■ **WHAT THE TASK REQUIRES**: Repeat all of the data below word for word, keeping no images.
━━━━━━━━━━
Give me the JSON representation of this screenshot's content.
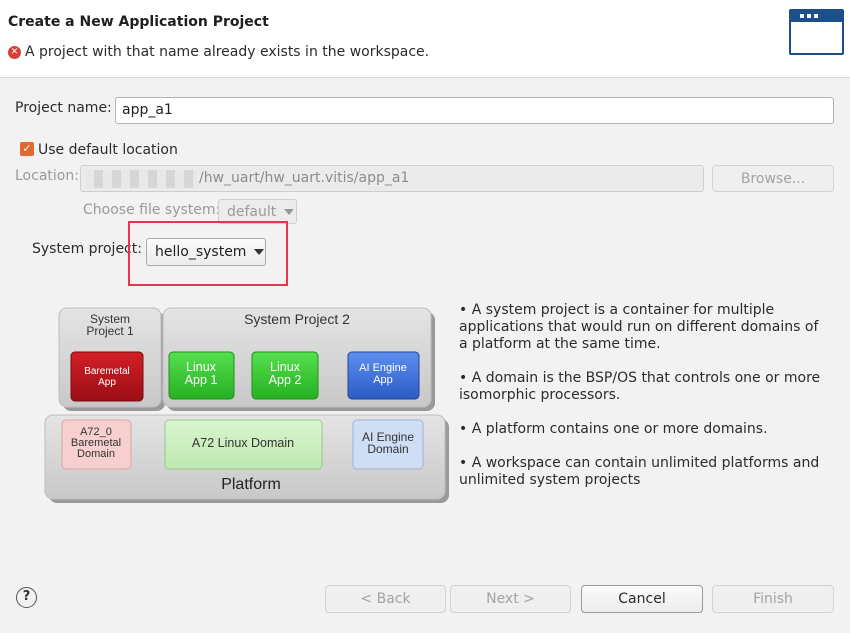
{
  "header": {
    "title": "Create a New Application Project",
    "error_message": "A project with that name already exists in the workspace."
  },
  "form": {
    "project_name_label": "Project name:",
    "project_name_value": "app_a1",
    "use_default_location_label": "Use default location",
    "use_default_location_checked": true,
    "location_label": "Location:",
    "location_value": "/hw_uart/hw_uart.vitis/app_a1",
    "browse_label": "Browse...",
    "file_system_label": "Choose file system:",
    "file_system_value": "default",
    "system_project_label": "System project:",
    "system_project_value": "hello_system"
  },
  "diagram": {
    "system_project_1": "System Project 1",
    "system_project_2": "System Project 2",
    "baremetal_app": "Baremetal App",
    "linux_app_1": "Linux App 1",
    "linux_app_2": "Linux App 2",
    "ai_engine_app": "AI Engine App",
    "a72_0_baremetal_domain": "A72_0 Baremetal Domain",
    "a72_linux_domain": "A72 Linux Domain",
    "ai_engine_domain": "AI Engine Domain",
    "platform": "Platform"
  },
  "info": {
    "bullet1": "• A system project is a container for multiple applications that would run on different domains of a platform at the same time.",
    "bullet2": "• A domain is the BSP/OS that controls one or more isomorphic processors.",
    "bullet3": "• A platform contains one or more domains.",
    "bullet4": "• A workspace can contain unlimited platforms and unlimited system projects"
  },
  "footer": {
    "help_icon": "?",
    "back_label": "< Back",
    "next_label": "Next >",
    "cancel_label": "Cancel",
    "finish_label": "Finish"
  },
  "colors": {
    "error_red": "#d9403a",
    "checkbox_orange": "#e36a2e",
    "highlight_red": "#e8344e",
    "baremetal_red": "#b0141c",
    "linux_green": "#3fd33a",
    "ai_engine_blue": "#3a6fd8"
  }
}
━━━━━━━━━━
■ **SOLUTION FOR THIS EXERCISE**:
Give me the JSON representation of this screenshot's content.
{
  "header": {
    "title": "Create a New Application Project",
    "error_message": "A project with that name already exists in the workspace."
  },
  "form": {
    "project_name_label": "Project name:",
    "project_name_value": "app_a1",
    "use_default_location_label": "Use default location",
    "use_default_location_checked": true,
    "location_label": "Location:",
    "location_value": "/hw_uart/hw_uart.vitis/app_a1",
    "browse_label": "Browse...",
    "file_system_label": "Choose file system:",
    "file_system_value": "default",
    "system_project_label": "System project:",
    "system_project_value": "hello_system"
  },
  "diagram": {
    "system_project_1": "System Project 1",
    "system_project_2": "System Project 2",
    "baremetal_app": "Baremetal App",
    "linux_app_1": "Linux App 1",
    "linux_app_2": "Linux App 2",
    "ai_engine_app": "AI Engine App",
    "a72_0_baremetal_domain": "A72_0 Baremetal Domain",
    "a72_linux_domain": "A72 Linux Domain",
    "ai_engine_domain": "AI Engine Domain",
    "platform": "Platform"
  },
  "info": {
    "bullet1": "• A system project is a container for multiple applications that would run on different domains of a platform at the same time.",
    "bullet2": "• A domain is the BSP/OS that controls one or more isomorphic processors.",
    "bullet3": "• A platform contains one or more domains.",
    "bullet4": "• A workspace can contain unlimited platforms and unlimited system projects"
  },
  "footer": {
    "help_icon": "?",
    "back_label": "< Back",
    "next_label": "Next >",
    "cancel_label": "Cancel",
    "finish_label": "Finish"
  },
  "colors": {
    "error_red": "#d9403a",
    "checkbox_orange": "#e36a2e",
    "highlight_red": "#e8344e",
    "baremetal_red": "#b0141c",
    "linux_green": "#3fd33a",
    "ai_engine_blue": "#3a6fd8"
  }
}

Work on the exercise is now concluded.